HM Revenue and Customs has refused to re-think its stance on the tax paid on pension freedoms withdrawals, meaning people could receive one twelfth of their tax allowances.
In a newsletter published on 29 June, HMRC said that any change would not improve the tax position from the “majority” of recipients on a flexible drawdown payment.
Under existing rules, the first time somebody uses pension freedoms to access their pot, providers are required to charge ‘Month 1’ emergency tax, meaning people who make a single withdrawal in a tax year receive significantly less in tax allowances.
HMRC said: “We’ve also been reviewing the current process for flexible pension drawdown payments. We’ve concluded that any changes at the current time would not significantly improve the tax position for the majority of recipients of a flexible drawdown payment when compared to the process currently in place.
“The existing pay as you earn treatment of flexible pension drawdowns remains the most effective method of deducting tax in these cases and it reduces the risk of underpayments of tax arising.”
However, AJ Bell senior analyst, Tom Selby, feels that many who didn’t fill out the forms will be left short changed by the decision, which risks putting people into financial difficulty.
He said: “This is a disappointing stance from HMRC when you consider that people withdrawing their pension have been overtaxed by hundreds of millions of pounds over the past few years. While almost £300 million has been repaid to savers since the pension freedoms were introduced, many more who didn’t fill out the required forms will have been left short-changed for up to a year.
“HMRC’s belligerent refusal to countenance any public debate on this issue is deeply frustrating. The current system was introduced without consultation and leaves millions of savers at risk of being hit with a shock tax bill.”

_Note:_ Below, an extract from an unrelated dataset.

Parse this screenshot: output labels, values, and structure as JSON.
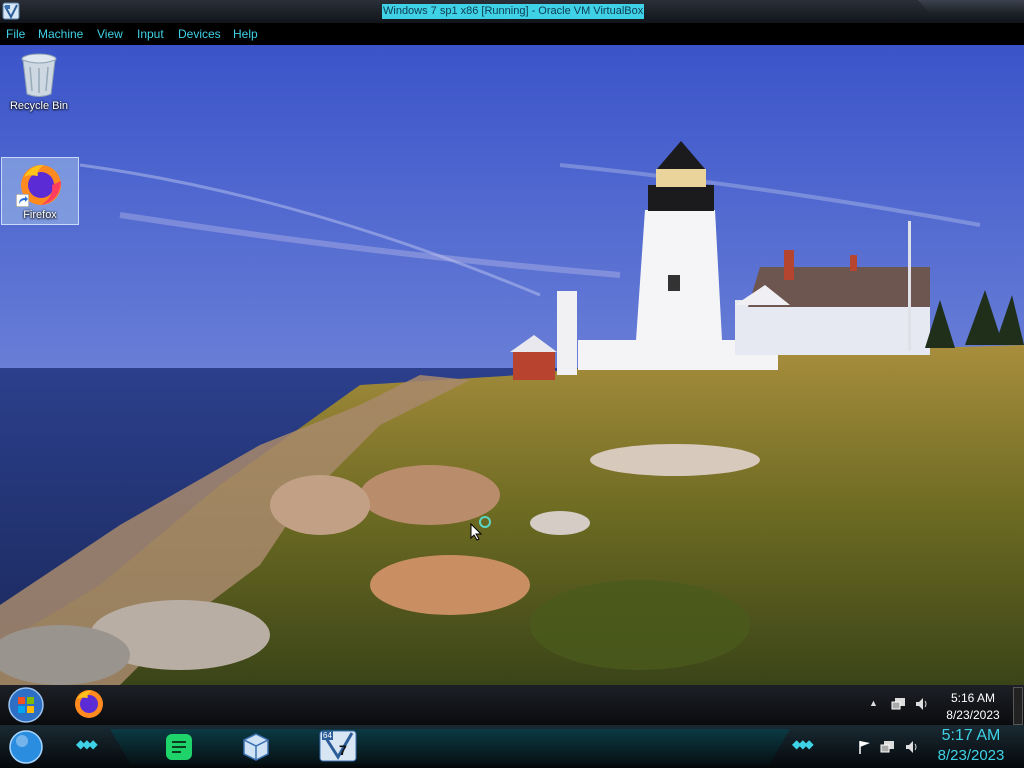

The government did say that it would continue to monitor the process.